Nigerian Bar Association (NBA) has called its members to confront issues that have assailed the profession and nation such as, bad governance, insecurity, impunity and corruption.
The call was made by the NBA President, Mr. Yakubu Chonoko Maikyau, at the inauguration of 2022-2024 national executive committee.
He urged the lawyers to boldly confront issues that have plagued the profession, tear down the walls of division, raise up the fallen standards and jointly disavow every unethical, unprofessional and sectional thought and action that has kept them from moving forward and achieving their true potential.
He stated that the ultimate outcome of the 2023 election would largely depend on the interface between the Bench, Bar and political gladiators.
“As members of the legal profession, serving either on the Bench or at the Bar, we owe Nigerians sincere and honest participation in the process.

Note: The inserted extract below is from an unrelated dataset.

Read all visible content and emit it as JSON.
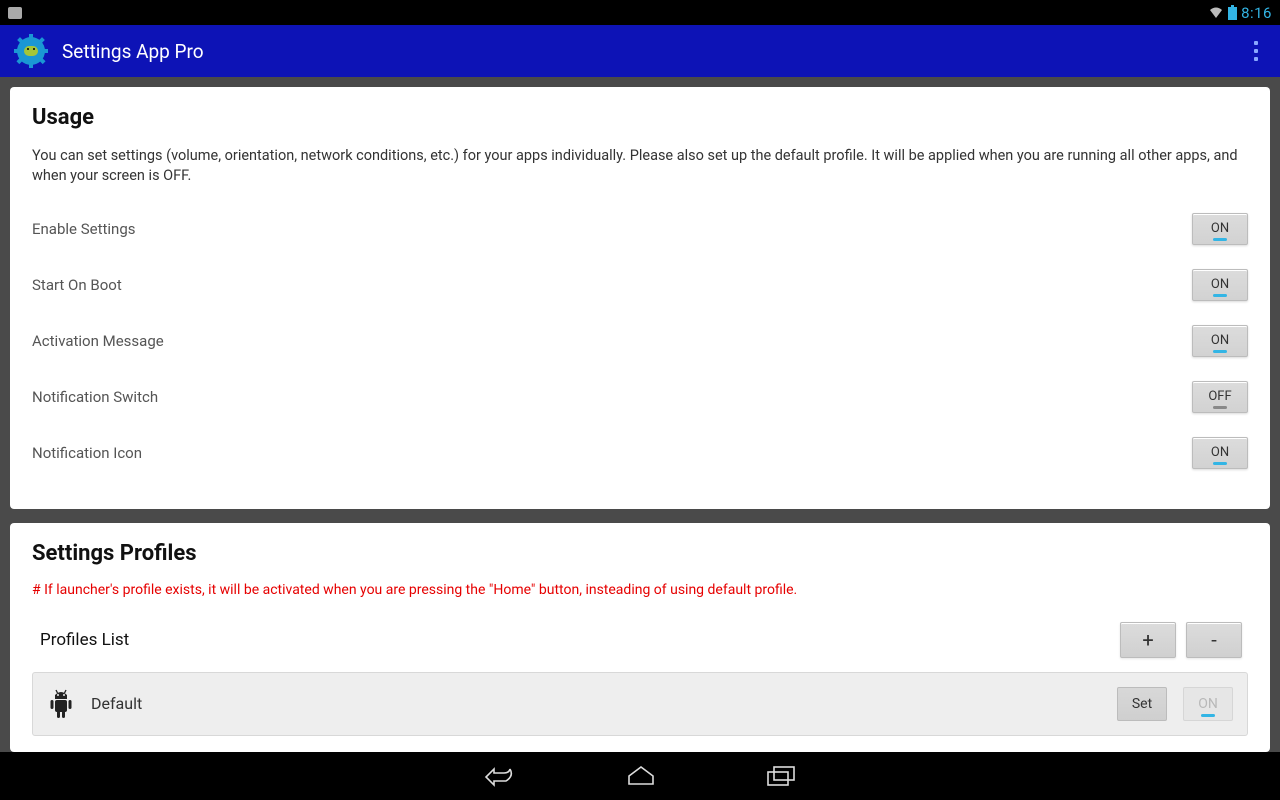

We must do all that is legitimately within our abilities, motivated by the desire to serve the course of justice, to ensure that the relevant laws and rules, properly interpreted and applied, remain the guiding principles for our involvement in the process.
“While we shall stand with the Courts and do everything legal to protect the integrity of the Bench against any form of intimidation by the political class, any person or group of persons, we will not hesitate to call out and pursue disciplinary action(s) against erring judicial officials.
“Similarly, members of the Bar, who misconduct themselves while participating in the resolution of electoral disputes will face disciplinary action at the Legal Practitioners’ Disciplinary Committee (LPDC) and the Legal Practitioners’ Privileges Committee (LPPC), where Senior Advocates of Nigeria (SAN) are involved,” he stated.
Maikyau urged the Independent National Electoral Commission (INEC) and the various State Independent Electoral Commissions to emulate the NBA; to leverage on technology in the conduct of future general elections with minimal or no exposure of the electorate to insecurity, risks and other associated costs/expenses in the process, in addition to reducing likelihood of electoral malpractice.
He noted that the new NBA executive council would continue to promote the rule of law, advocate the protection of human rights; champion law reforms and protect the integrity and independence of the judiciary.
“The Nigerian Bar must be known for its transparency, integrity and care for the Nigerian people, by speaking up boldly for the freedom of the people of Nigeria,” he said.
To achieve a sustainable electoral process in the association, he appointed Mr. E. Y. Kura as chairman of Electoral Reforms Committee, which when approved by National Executive Council (NEC), would review existing electoral guidelines.
According to him, the current curriculum of legal education in Nigeria is out of touch with modern realities. “To fully exploit and unleash the potentials of lawyers as catalysts for change, particularly the socio-economic and political transformation of the nation, we need to look differently and more creatively into the training of Nigerian legal workforce for the future,” he said.
He explained that they would use 2007 and 2008 Funke Adekoya Report on the Reform of Legal Education in Nigeria, with other valuable resources to develop an NBA legal education framework that will act as regulatory document for all discussions by the NBA on the subject.
“The legal education framework policy will act as the guide document for all NBA representatives on the Council of Legal Education (CLE). Our administration will work with CLE, the National Universities Commission (NUC) and Faculties of Law in Universities in fulfilling the provisions of the NBA Constitution with respect to the Association’s role in the advancement of legal education in Nigeria.
“We will work to develop and ensure the implementation of a legal education curriculum that will cause the required transformation in the minds of the new breed of lawyers, leading to the inevitable prosperity of the members of the profession and the entire nation,” he said.
On independence of the judiciary, he said: “The fact that the salaries and allowances of judges and justices in Nigeria was last reviewed in 2008, notwithstanding our concrete economic realities is the best proof that there is, either a lack of understanding of the critical nature of the role of judiciary in the development and stability of any nation (and the need for this arm of government to be incorruptible) or there simply had been a deliberate effort to pauperise the judiciary to perpetuate impunity and corruption in the land.
“Little wonder none of the presidential candidates who attended the opening ceremony of the just concluded AGC on August 21, 2022, spared any thoughts on rule of law and the Judiciary. If this is indicative of their scale of priorities; the importance they accord to the rule of law and justice delivery, we do have cause for serious concern. It would seem to me in their assessment, the rule of law does not qualify as a top item on their agenda for good governance. This, in my view, gives us cause for serious concern.”
In line with protecting the dignity of the judiciary, he stated that his administration would seek engagement with government and other stakeholders in ensuring that immediate measures are taken to guarantee proper remuneration for judges and justices in service and for their comfort upon retirement.